Interface dataset entries
====
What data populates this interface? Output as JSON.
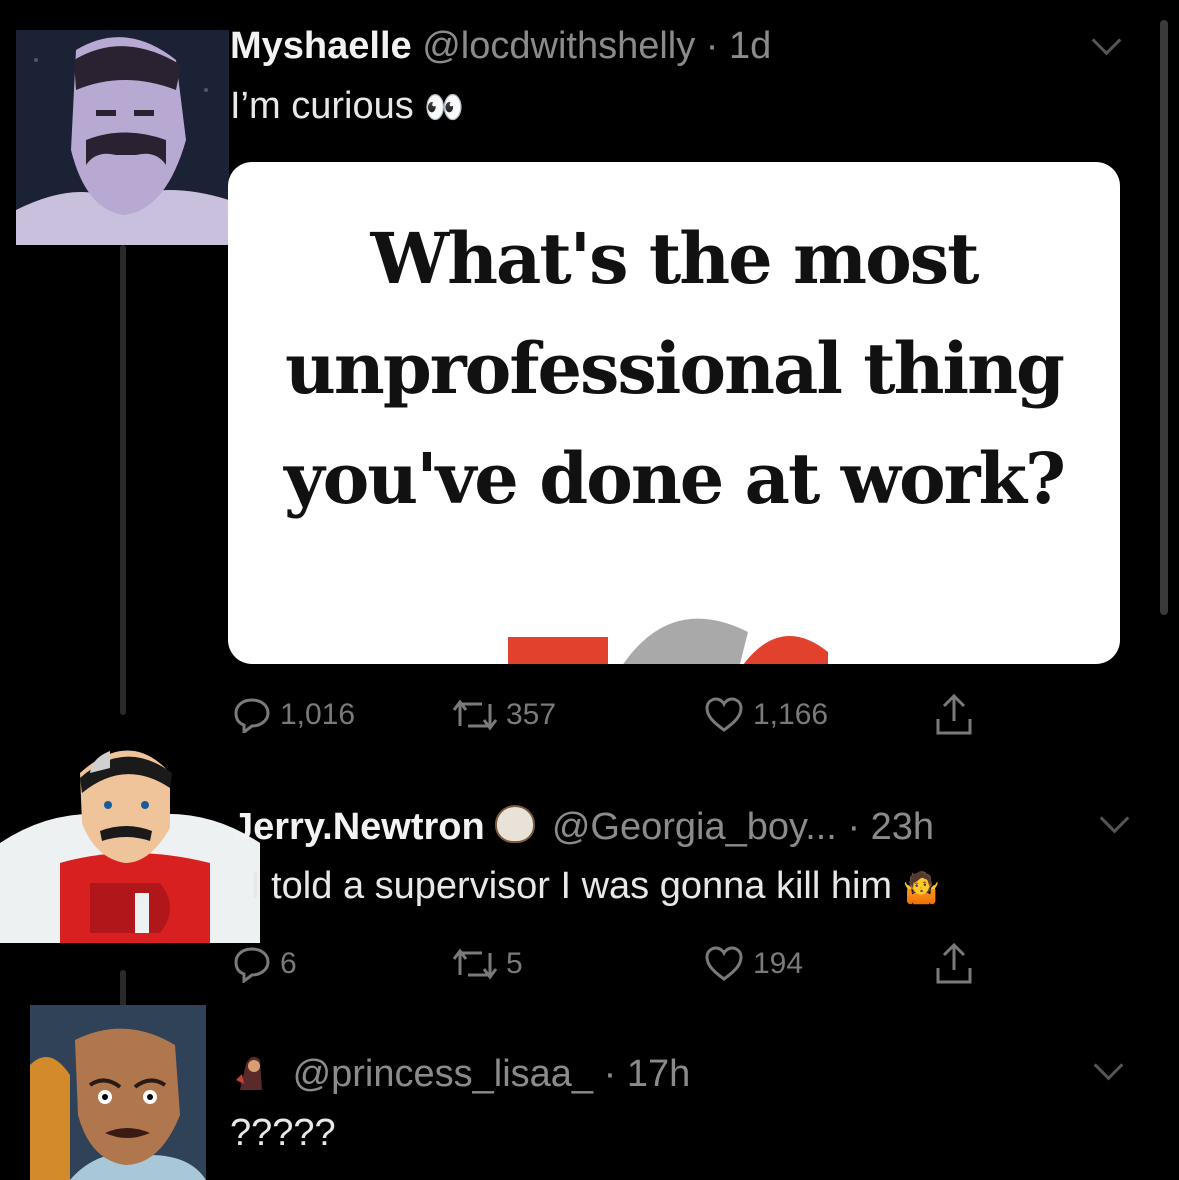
{
  "tweet1": {
    "display_name": "Myshaelle",
    "handle": "@locdwithshelly",
    "time": "· 1d",
    "text": "I’m curious",
    "emoji": "👀",
    "card_lines": [
      "What's the most",
      "unprofessional thing",
      "you've done at work?"
    ],
    "replies": "1,016",
    "retweets": "357",
    "likes": "1,166"
  },
  "tweet2": {
    "display_name": "Jerry.Newtron",
    "handle": "@Georgia_boy...",
    "time": "· 23h",
    "text": "I told a supervisor I was gonna kill him",
    "emoji": "🤷",
    "replies": "6",
    "retweets": "5",
    "likes": "194"
  },
  "tweet3": {
    "handle": "@princess_lisaa_",
    "time": "· 17h",
    "text": "?????"
  },
  "icons": {
    "reply": "reply-icon",
    "retweet": "retweet-icon",
    "like": "heart-icon",
    "share": "share-icon",
    "more": "chevron-down-icon"
  },
  "colors": {
    "background": "#000000",
    "text": "#e8e8e8",
    "muted": "#8b8b8b",
    "card": "#ffffff"
  }
}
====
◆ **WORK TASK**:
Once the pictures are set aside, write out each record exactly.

◆ **SOLUTION TO THE EXERCISE**:
What data populates this interface? Output as JSON.
{
  "tweet1": {
    "display_name": "Myshaelle",
    "handle": "@locdwithshelly",
    "time": "· 1d",
    "text": "I’m curious",
    "emoji": "👀",
    "card_lines": [
      "What's the most",
      "unprofessional thing",
      "you've done at work?"
    ],
    "replies": "1,016",
    "retweets": "357",
    "likes": "1,166"
  },
  "tweet2": {
    "display_name": "Jerry.Newtron",
    "handle": "@Georgia_boy...",
    "time": "· 23h",
    "text": "I told a supervisor I was gonna kill him",
    "emoji": "🤷",
    "replies": "6",
    "retweets": "5",
    "likes": "194"
  },
  "tweet3": {
    "handle": "@princess_lisaa_",
    "time": "· 17h",
    "text": "?????"
  },
  "icons": {
    "reply": "reply-icon",
    "retweet": "retweet-icon",
    "like": "heart-icon",
    "share": "share-icon",
    "more": "chevron-down-icon"
  },
  "colors": {
    "background": "#000000",
    "text": "#e8e8e8",
    "muted": "#8b8b8b",
    "card": "#ffffff"
  }
}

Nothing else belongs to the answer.